START Supplied records

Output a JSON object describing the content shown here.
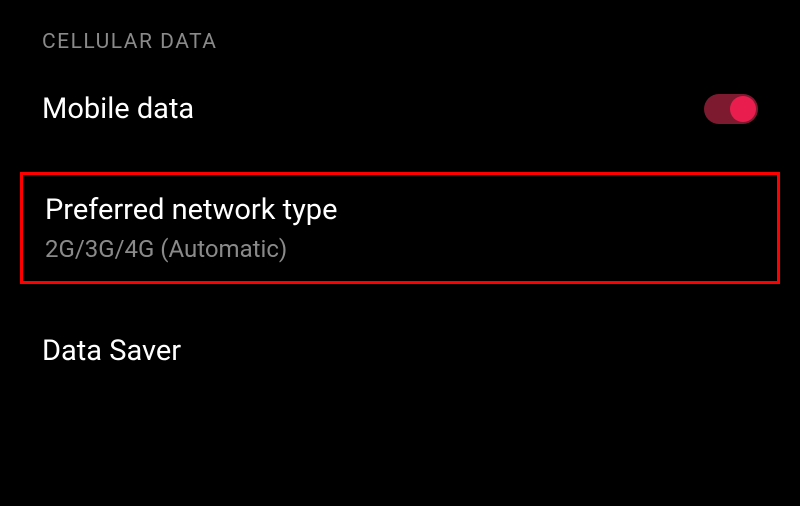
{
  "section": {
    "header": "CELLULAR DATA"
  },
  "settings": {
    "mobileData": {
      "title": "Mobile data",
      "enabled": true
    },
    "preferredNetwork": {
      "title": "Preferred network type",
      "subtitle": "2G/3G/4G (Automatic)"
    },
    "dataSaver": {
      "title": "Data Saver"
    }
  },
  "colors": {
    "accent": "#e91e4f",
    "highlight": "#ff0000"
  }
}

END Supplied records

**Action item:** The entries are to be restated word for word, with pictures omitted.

**Expected output:**
Output a JSON object describing the content shown here.
{
  "section": {
    "header": "CELLULAR DATA"
  },
  "settings": {
    "mobileData": {
      "title": "Mobile data",
      "enabled": true
    },
    "preferredNetwork": {
      "title": "Preferred network type",
      "subtitle": "2G/3G/4G (Automatic)"
    },
    "dataSaver": {
      "title": "Data Saver"
    }
  },
  "colors": {
    "accent": "#e91e4f",
    "highlight": "#ff0000"
  }
}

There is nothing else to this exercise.